p.s. now I know what to get Wes as a graduation present: a sociology-to-MBA dictionary, so he can communicate with the MBAs… for instance, his dissertation on “global philanthropy” roughly translates as “social ventures in emerging markets”.
p.p.s. I’ll try to hold off on the MBA jokes, but it is hard to resist…
September 3, 2010
Chiqui wrote an excellent — and fun to read — review of the book DIY U: Edupunks, Edupreneurs, and the Coming Transformation of Higher Education by Anya Kamanetz. Check it out:
The book taps into a number of recurrent themes about the imminent demise of conventional higher education — especially the idea that technology (in this case the internet) renders traditional universities obsolete. Who needs to pay 40K a year to go to Stanford, since everyone can watch Kahn Academy videos on Youtube for free?
Chiqui provides a gentle rejoinder, reminding us that universities are deeply institutionalized certification systems that may not easily be supplanted:
“The future, Kamenetz knows for sure, belongs to personal networks, not to the certifying dinosaurs.But therein lies the rub. To truly undercut universities, one must undermine their certification clout. Kamenetz imagines this will happen because technology allows us to peer into universities and classrooms and see results. We indeed can see results with respect to a narrow domain of skills. But as regards a broader range of more complex qualities – what she calls the “pearl inside the oyster” – results are murky. And it is precisely this uncertainty that will continue to give universities and their diplomas the edge over personal learning networks and their portfolios.”
Anyhow, it is definitely worth thinking about the role of technology in transforming higher education. But, Chiqui’s review reminds us not to forget about the institutional centrality of universities in the process.
August 27, 2010
David Frank just passed on some terrific news. His paper on worldwide trends in the regulation of sex (with Bayliss Camp and Steve Boutcher) just got accepted at ASR!!!!!!!
Congratulations! It is a great paper. Moreover, I’ve seen first hand the incredible amount of labor that David has put into this project. David usually goes for ambitious data collection efforts, but this project was just insane. (Really, really insane.) It is great to see all the hard work paying off.

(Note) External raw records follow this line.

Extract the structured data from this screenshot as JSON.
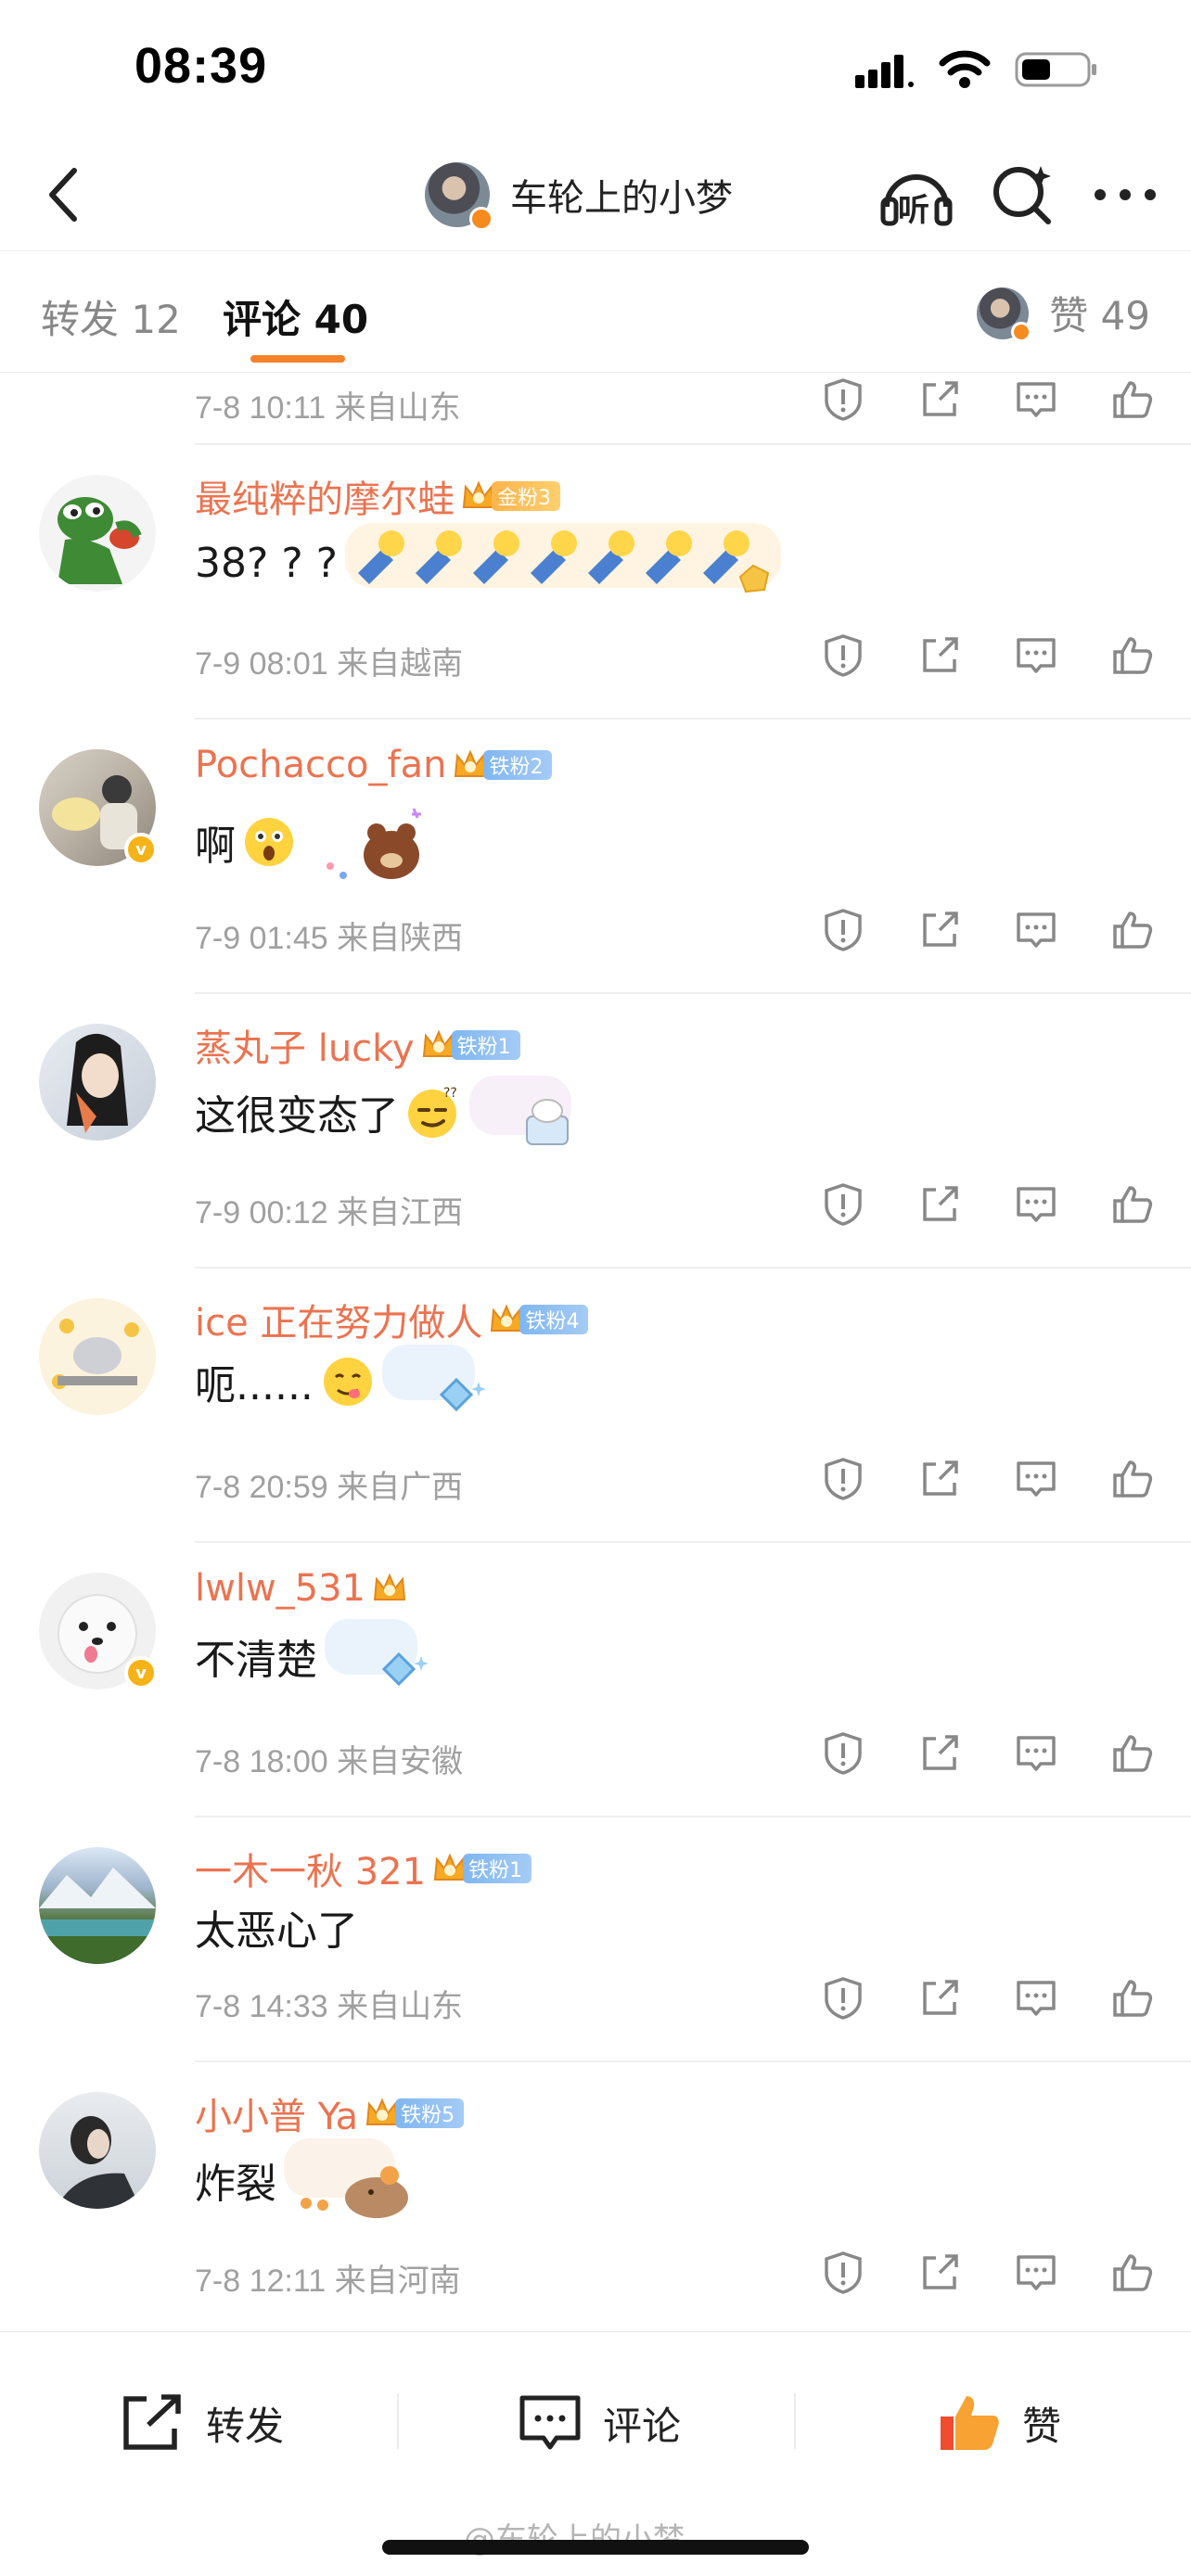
{
  "status_bar": {
    "time": "08:39",
    "icons": [
      "signal-icon",
      "wifi-icon",
      "battery-icon"
    ]
  },
  "nav": {
    "username": "车轮上的小梦",
    "listen_label": "听",
    "icons": [
      "back-icon",
      "listen-headphone-icon",
      "search-sparkle-icon",
      "more-icon"
    ]
  },
  "tabs": {
    "repost": "转发 12",
    "comment": "评论 40",
    "like": "赞 49"
  },
  "top_meta": "7-8 10:11  来自山东",
  "comments": [
    {
      "name": "最纯粹的摩尔蛙",
      "badge": "金粉3",
      "badge_type": "gold",
      "text": "38? ? ?",
      "meta": "7-9 08:01  来自越南",
      "verified": false
    },
    {
      "name": "Pochacco_fan",
      "badge": "铁粉2",
      "badge_type": "iron",
      "text": "啊",
      "meta": "7-9 01:45  来自陕西",
      "verified": true
    },
    {
      "name": "蒸丸子 lucky",
      "badge": "铁粉1",
      "badge_type": "iron",
      "text": "这很变态了",
      "meta": "7-9 00:12  来自江西",
      "verified": false
    },
    {
      "name": "ice 正在努力做人",
      "badge": "铁粉4",
      "badge_type": "iron",
      "text": "呃......",
      "meta": "7-8 20:59  来自广西",
      "verified": false
    },
    {
      "name": "lwlw_531",
      "badge": "",
      "badge_type": "crown",
      "text": "不清楚",
      "meta": "7-8 18:00  来自安徽",
      "verified": true
    },
    {
      "name": "一木一秋 321",
      "badge": "铁粉1",
      "badge_type": "iron",
      "text": "太恶心了",
      "meta": "7-8 14:33  来自山东",
      "verified": false
    },
    {
      "name": "小小普 Ya",
      "badge": "铁粉5",
      "badge_type": "iron",
      "text": "炸裂",
      "meta": "7-8 12:11  来自河南",
      "verified": false
    }
  ],
  "bottom_bar": {
    "repost": "转发",
    "comment": "评论",
    "like": "赞"
  },
  "watermark": "@车轮上的小梦",
  "colors": {
    "accent": "#f4822a",
    "name": "#eb7350",
    "meta": "#a0a0a0"
  }
}
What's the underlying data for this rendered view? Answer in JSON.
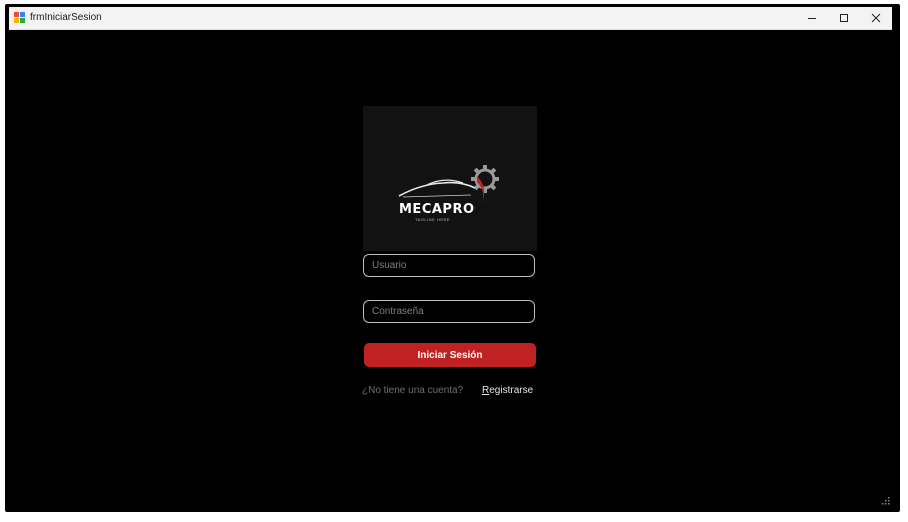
{
  "window": {
    "title": "frmIniciarSesion"
  },
  "logo": {
    "brand_name": "MECAPRO",
    "tagline": "TAGLINE HERE"
  },
  "form": {
    "username_placeholder": "Usuario",
    "password_placeholder": "Contraseña",
    "login_label": "Iniciar Sesión",
    "no_account_text": "¿No tiene una cuenta?",
    "register_first_letter": "R",
    "register_rest": "egistrarse"
  },
  "colors": {
    "background": "#000000",
    "accent": "#c02123",
    "logo_panel": "#121212"
  }
}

And, it is great news for Bayliss Camp and Steve Boutcher. Steve is just starting a new position at UMass, Amherst. How auspicious to hit ASR shortly after starting a tenure track job!
The paper looks at global trends in the criminal regulation of sexuality — specifically, laws regarding adultery, sodomy, rape, and incest — from 1945 to 2005. How does David know about legal changes in every country for 60 years? Well, that’s the insane data collection…
The empirical story is very clear: The scope of adultery and sodomy laws tends to shrink over time, while the scope of rape and incest laws greatly expands. The paper masterfully explains these dual trends as deriving from a global cultural shift toward individualism. Here’s an over-simplified version: Traditional familial/corporatist societies (think Feudalism) organize law in terms of crimes against the family (or patriarch). In that kind of system adultery is considered really bad. Wives were viewed as property, and adultery was essentially a crime against the family. But, that culture is increasingly displaced by a modern “individualistic” culture… wives are no longer property, but independent individuals. Modern laws are now oriented to protect individuals, not the family. In the newer framework, adultery isn’t so bad — but other things, like rape, very much are. (David — correct me if I’m simplifying too much.)
Anyhow, the actual argument is better and more sophisticated than my brief summary. If you haven’t seen it, check out the paper: